Age is still considered a risk factor in the repair of acute type A aortic dissection. Instead of total arch replacement, we performed hemiarch or partial arch replacement with intimal tear exclusion to reduce death in elderly patients and evaluated early-term and midterm outcomes.Methods.
From January 2004 to April 2012, 59 patients older than 70 years (mean age, 77.0 ± 4.3 years) underwent emergency operations for acute type A aortic dissection at our institution. We performed hemiarch, partial arch, or total arch replacement, according to the location of the primary entry tear. The characteristics, surgical procedures, and early-term and midterm outcomes of these patients were reviewed.Results.
We performed hemiarch replacement in 47 patients, partial arch replacement in 4, and total arch replacement in 8. The primary entry site was excluded in 56 of 59 patients (94.9%). In-hospital mortality was 6.8%, and neurologic impairment occurred in 25.4%. We obtained midterm outcomes for 55 of 59 patients, with a mean follow-up period of 43.9 ± 23.7 months. Fourteen patients died, two of these of aortic-related causes. One patient required repeat aortic operation for rupture of a pseudoaneurysm. Follow-up computed tomography imaging was done in 28 of 55 patients during the 12 months after the operation. No significant difference was noted in the increase in maximal aortic diameter between patients with and without residual dissection.Conclusions.

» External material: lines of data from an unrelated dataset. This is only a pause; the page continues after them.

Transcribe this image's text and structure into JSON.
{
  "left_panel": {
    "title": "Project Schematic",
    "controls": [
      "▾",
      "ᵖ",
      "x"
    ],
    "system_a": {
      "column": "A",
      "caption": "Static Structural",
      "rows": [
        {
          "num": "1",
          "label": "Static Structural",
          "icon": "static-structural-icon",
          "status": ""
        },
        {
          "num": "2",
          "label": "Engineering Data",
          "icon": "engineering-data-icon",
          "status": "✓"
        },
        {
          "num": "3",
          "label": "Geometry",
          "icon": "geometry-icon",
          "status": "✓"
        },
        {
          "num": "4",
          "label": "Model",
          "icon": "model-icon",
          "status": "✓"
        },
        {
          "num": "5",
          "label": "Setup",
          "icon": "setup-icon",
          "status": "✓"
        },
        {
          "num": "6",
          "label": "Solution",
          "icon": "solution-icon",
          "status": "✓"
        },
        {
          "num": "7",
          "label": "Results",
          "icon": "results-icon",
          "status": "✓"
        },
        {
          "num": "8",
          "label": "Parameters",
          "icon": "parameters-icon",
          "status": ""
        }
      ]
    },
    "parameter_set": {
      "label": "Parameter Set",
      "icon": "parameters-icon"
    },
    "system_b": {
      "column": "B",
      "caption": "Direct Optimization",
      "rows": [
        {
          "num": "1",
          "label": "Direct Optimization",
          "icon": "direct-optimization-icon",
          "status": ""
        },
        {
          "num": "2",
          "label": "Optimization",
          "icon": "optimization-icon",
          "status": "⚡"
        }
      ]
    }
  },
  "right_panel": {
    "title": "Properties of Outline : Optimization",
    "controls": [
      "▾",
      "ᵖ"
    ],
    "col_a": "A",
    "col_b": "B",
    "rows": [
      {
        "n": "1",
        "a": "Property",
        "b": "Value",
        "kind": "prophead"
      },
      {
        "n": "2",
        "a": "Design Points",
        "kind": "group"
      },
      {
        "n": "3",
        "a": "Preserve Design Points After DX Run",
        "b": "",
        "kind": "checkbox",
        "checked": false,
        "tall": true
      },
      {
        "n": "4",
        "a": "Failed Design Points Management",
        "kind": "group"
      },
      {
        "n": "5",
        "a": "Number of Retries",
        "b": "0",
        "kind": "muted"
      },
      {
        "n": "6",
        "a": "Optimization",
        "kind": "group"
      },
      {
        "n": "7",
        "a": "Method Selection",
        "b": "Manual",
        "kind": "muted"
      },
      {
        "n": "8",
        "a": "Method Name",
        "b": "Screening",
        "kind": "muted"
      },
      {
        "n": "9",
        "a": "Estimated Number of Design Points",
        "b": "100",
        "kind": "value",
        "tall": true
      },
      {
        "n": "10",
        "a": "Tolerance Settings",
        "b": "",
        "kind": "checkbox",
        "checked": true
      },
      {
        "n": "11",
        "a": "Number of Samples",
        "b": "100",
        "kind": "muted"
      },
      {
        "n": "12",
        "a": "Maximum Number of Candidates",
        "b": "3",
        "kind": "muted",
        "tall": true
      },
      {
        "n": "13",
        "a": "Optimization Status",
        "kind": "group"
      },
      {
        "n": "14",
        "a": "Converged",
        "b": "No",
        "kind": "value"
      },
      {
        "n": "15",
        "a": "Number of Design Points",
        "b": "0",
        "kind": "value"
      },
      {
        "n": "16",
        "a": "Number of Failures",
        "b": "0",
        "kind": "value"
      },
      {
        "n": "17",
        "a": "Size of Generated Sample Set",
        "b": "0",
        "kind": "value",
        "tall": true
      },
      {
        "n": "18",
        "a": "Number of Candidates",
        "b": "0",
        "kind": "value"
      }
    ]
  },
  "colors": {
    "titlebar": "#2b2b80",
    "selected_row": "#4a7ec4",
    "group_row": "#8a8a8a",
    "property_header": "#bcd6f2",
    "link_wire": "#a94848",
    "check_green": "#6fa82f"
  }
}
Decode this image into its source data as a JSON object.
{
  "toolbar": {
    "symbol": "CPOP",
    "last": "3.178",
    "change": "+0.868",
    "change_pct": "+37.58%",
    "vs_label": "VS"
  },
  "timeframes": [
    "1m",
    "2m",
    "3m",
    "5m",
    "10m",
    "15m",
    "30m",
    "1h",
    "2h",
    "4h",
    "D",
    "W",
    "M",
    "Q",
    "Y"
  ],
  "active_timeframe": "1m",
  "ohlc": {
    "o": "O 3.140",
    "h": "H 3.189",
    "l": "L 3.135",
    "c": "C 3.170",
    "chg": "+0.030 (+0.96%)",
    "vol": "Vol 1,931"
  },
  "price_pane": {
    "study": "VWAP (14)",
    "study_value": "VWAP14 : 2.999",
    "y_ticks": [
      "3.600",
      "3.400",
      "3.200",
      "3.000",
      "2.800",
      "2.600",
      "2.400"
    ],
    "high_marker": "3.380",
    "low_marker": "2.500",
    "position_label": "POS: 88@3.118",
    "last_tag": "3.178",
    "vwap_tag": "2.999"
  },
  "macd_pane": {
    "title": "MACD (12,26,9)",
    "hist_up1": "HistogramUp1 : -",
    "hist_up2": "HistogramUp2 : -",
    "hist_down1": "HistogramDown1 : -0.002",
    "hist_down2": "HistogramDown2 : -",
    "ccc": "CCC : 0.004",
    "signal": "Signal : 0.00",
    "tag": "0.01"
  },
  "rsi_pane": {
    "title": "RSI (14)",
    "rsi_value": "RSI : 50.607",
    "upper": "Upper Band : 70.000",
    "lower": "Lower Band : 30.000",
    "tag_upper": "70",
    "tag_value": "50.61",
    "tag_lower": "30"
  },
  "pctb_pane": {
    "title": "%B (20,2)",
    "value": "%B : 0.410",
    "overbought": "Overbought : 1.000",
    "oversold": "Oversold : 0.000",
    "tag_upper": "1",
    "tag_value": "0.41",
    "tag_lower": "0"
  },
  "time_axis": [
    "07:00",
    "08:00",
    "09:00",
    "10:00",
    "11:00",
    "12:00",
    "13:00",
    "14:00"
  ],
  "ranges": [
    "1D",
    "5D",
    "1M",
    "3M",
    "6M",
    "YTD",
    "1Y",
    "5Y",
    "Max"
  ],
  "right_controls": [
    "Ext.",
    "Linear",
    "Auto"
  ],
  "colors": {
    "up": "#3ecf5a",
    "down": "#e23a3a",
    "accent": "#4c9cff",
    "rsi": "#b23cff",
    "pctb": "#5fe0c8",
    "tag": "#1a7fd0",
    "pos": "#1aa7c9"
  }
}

In-hospital mortality was 6.8%; relatively low compared with previous reports. Hemiarch and partial arch replacement with entry tear exclusion may reduce deaths associated with acute type A aortic dissection repair in elderly patients, without increasing the risk of reoperation and aortic-related death.